We learn in school, church and synagogue -- and later it's drummed into us by politicians, especially at national party conventions -- that America is unique because it's the world's biggest and best democracy.

Given the fact that we still practice various forms of discrimination, there is no pretense that our democracy is pure or complete. Still, it should be good enough to protect us from one-man rule. The voice of the people, guaranteed by the Constitution, underscored by the Bill of Rights and exercised through Congress, is supposed to protect us from arbitrary decisions affecting life, liberty and the pursuit of happiness.

But reality, as the shooting war gets underway in the Persian Gulf, is something different. We may have been kidding ourselves about democracy. The decisions that took the United States into war -- a conflict that could alter the global economy and America's place in it -- have been made primarily by one man, the president of the United States.

Nothing said here is intended to forgive or condone the brutal nature of Saddam Hussein's invasion of Kuwait. The civilized world, led by President Bush, responded to that unconscionable act in a proper way.

It immediately blocked Saddam from sweeping up Saudi Arabia as well, which would have given him a stranglehold on the world's oil supplies. The United Nations launched an embargo on Iraqi oil, put trade sanctions into effect that crushed Saddam's economic lifelines and demanded that he get out of Kuwait.

It was a correct, effective and totally moral response -- one in which citizens can take pride. Bush got -- and deserved -- the principal credit for fashioning an international network of containment against Saddam.

But then Bush unilaterally changed the strategy immediately after the November election and, in doing so, irrevocably set the nation on a course toward war when he doubled the commitment of American troops. To this day, Bush has never explained why he shifted from a defensive to an offensive stance.

There was no evidence that Saddam's ability to affect the world economy had changed overnight. In fact, the global supply of oil was augmented so quickly by the Saudis that the initial, panicky spike in prices had abated. Nor did anyone say that our troops already there were in jeopardy and needed support.

Then, on Nov. 29, under pressure from Bush, the United Nations General Assembly set an arbitrary Jan. 15 deadline for Saddam to exit from Kuwait. In his address to the nation Wednesday night after ordering the first attack on Iraq, Bush said "the world could wait no longer." That's something he can assert but will never be able to prove.

Bush's decision to add massively to troop strength was strikingly reminiscent of Lyndon Johnson's in Vietnam in 1965. True, Bush didn't lie about his intention: He just didn't mention it during the campaign.

Some speculate that the president was motivated by a feeling of personal rejection during the congressional elections, which produced a need to restore his image or ego. In the aftermath of his reneging on the 1988 campaign pledge of "no new taxes," some Republican candidates did not want to appear on the same platform with Bush.
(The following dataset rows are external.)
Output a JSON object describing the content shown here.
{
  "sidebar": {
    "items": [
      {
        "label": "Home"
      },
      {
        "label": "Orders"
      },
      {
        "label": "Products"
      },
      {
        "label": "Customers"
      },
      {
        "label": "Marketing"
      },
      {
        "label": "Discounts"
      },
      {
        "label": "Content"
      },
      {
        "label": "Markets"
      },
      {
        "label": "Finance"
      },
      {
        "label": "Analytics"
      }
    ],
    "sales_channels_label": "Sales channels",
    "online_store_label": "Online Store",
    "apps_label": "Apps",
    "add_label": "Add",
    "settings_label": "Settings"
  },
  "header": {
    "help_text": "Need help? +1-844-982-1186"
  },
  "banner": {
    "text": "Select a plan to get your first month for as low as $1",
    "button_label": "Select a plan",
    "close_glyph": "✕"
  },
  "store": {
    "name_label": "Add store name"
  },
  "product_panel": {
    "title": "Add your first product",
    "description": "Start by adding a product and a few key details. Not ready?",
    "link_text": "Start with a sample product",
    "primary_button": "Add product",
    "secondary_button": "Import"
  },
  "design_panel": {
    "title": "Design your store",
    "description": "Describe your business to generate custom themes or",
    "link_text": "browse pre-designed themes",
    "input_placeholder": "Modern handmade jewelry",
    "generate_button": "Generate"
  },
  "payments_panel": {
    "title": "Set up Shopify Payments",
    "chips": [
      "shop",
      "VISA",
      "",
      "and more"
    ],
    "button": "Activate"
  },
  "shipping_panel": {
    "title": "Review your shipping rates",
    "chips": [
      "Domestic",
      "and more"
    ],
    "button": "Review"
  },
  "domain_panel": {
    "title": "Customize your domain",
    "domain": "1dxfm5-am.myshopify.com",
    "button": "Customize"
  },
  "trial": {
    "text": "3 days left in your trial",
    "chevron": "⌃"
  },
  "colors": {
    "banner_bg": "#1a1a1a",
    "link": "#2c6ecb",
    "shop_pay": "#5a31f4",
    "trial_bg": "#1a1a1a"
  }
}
But it really doesn't matter whether there were petty or substantive motivations for his 180-degree turn from a defensive to an offensive posture in the gulf. The critical point is that no one in authority challenged what amounted to an implicit, but real, declaration of war. And for that, the president not only had no congressional authorization, he never even consulted the leadership of Congress (of either party). Those troops were not to be rotated and, as we now see, they were to be part of an attack force. No one stepped forward to say, "Hey, wait a minute, let's make sure we want to do this."

But I don't blame Bush alone: The democratic (small "d") process failed because leaders of the Democratic (large "D") Party waited until last weekend to mount a challenge to his strategy. In my view, Congress abdicated its responsibility: It didn't seek an explanation or explore whether there had been internal dissenting voices, as it should have done early on. Thus, Bush was able to exercise power without the checks visualized by the Constitution.

Still, a shift of three votes in the Senate last weekend would have deprived Bush of a blank check. His war-making authorization survived only because many (who down deep wanted to give sanctions a chance to work) feared to register a vote of "no confidence" in the president of the United States at a time of crisis.

I empathize with their anguish and probably would have voted with the majority, in the tradition of Stephen Decatur's famous 1816 toast: "Our country! In her intercourse with foreign nations, may she always be in the right; but our country, right or wrong."

But I would have been angry to have been so cornered. Recall G. K. Chesterton's observation in 1901: " 'My country right or wrong' is a thing no patriot would think of saying except in a desperate case. It is like saying, 'My mother, drunk or sober.' "